The New York Times reports that "trackers" are putting online hours of raw video of Republican candidates. The video will be constantly updated and available here for activists and wannabe political attack dogs to paw through, hoping for a George Allen-type macaca moment. It already has about 80 videos of Giuliani, Romney, McCain and Thompson, including press availabilities, photo ops, coffee-shop visits, and formal speeches.
The Times acknowledges a downside to the tracker trend: "Trackers are part of the reason most candidates are so guarded when they appear in public. You never know who might be watching and what they will do with their video."
The political price we pay in having wooden, scripted candidates is nothing compared to the cultural and spiritual price of this "gotcha" dynamic, played out in all spheres of life. Washington and Lee professor Edward Wasserman wrote in the Miami Herald about journalists who get fired for relatively minor ethics violations. "What's with the vindictiveness, the self-righteousness, the callousness with which media bosses respond to even marginal instances of misconduct?" he asks. He cites a passage from Aristotle about hubris. "We usually understand hubris as overweening pride. But to Aristotle it consisted of inflicting shame or degradation, because 'men think that by ill-treating others they make their own superiority the greater.'"
Editors who are outraged about "plagiarism" may be blasé about bias shown to evangelicals or pro-lifers. And for those not convinced by Aristotle, the Bible says, "Judge not, that you be not judged. For with the judgment you pronounce you will be judged, and with the measure you use it will be measured to you." That doesn't mean that we can't judge actions -- but we judge them from the position of fallen people, prone to misspeak.

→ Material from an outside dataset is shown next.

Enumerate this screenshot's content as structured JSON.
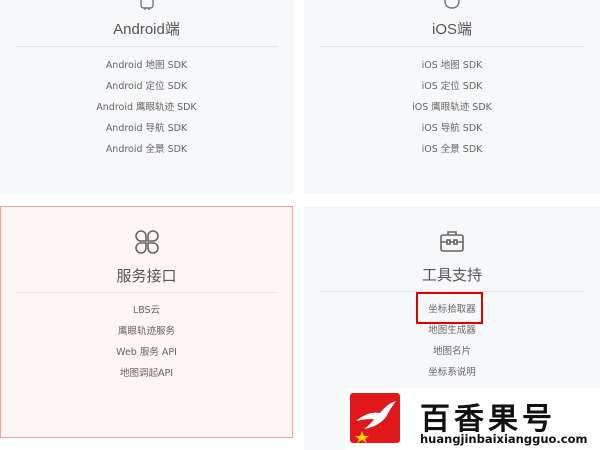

Those looking for gotcha moments might want to become familiar with another Biblical expression: "He who digs a pit will fall into it."